▶ [What the task asks]:
Your reply should consist of one number: how many lines below contain "JavaScript".

▶ [Stored entries]:

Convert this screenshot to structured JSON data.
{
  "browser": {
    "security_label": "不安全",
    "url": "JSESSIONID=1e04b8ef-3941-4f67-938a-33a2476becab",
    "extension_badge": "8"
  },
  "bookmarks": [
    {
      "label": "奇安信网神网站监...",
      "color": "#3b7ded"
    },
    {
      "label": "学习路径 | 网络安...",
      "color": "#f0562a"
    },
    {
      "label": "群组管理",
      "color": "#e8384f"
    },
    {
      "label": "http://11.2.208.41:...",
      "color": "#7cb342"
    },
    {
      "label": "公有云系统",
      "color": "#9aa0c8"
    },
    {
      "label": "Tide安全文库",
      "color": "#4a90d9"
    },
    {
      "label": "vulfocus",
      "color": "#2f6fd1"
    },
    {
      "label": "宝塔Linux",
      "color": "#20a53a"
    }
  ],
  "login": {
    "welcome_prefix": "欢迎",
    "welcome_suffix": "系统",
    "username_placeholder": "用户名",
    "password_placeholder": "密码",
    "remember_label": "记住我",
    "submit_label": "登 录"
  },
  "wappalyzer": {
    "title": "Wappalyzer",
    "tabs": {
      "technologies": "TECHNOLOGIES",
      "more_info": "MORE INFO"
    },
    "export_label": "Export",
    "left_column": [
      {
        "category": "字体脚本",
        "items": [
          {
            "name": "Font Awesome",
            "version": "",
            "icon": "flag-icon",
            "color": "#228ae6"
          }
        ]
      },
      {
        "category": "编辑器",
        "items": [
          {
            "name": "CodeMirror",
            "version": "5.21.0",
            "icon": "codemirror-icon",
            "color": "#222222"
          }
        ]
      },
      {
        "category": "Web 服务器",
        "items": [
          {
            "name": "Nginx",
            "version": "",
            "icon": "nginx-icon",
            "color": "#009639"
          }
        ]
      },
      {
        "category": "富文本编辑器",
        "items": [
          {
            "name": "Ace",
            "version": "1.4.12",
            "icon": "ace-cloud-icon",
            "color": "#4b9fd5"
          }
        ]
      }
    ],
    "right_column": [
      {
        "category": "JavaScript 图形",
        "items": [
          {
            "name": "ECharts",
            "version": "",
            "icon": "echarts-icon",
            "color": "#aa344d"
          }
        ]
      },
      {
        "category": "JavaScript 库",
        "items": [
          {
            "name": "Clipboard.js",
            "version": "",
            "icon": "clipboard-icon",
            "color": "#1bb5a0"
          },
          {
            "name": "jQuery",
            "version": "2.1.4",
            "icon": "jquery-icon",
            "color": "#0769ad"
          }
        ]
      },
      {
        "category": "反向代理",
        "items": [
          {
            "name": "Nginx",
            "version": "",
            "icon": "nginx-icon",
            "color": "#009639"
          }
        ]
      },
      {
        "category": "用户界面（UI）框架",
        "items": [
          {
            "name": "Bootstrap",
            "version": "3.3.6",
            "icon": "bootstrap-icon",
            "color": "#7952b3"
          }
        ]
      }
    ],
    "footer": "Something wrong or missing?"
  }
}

▶ [The completed task]:
2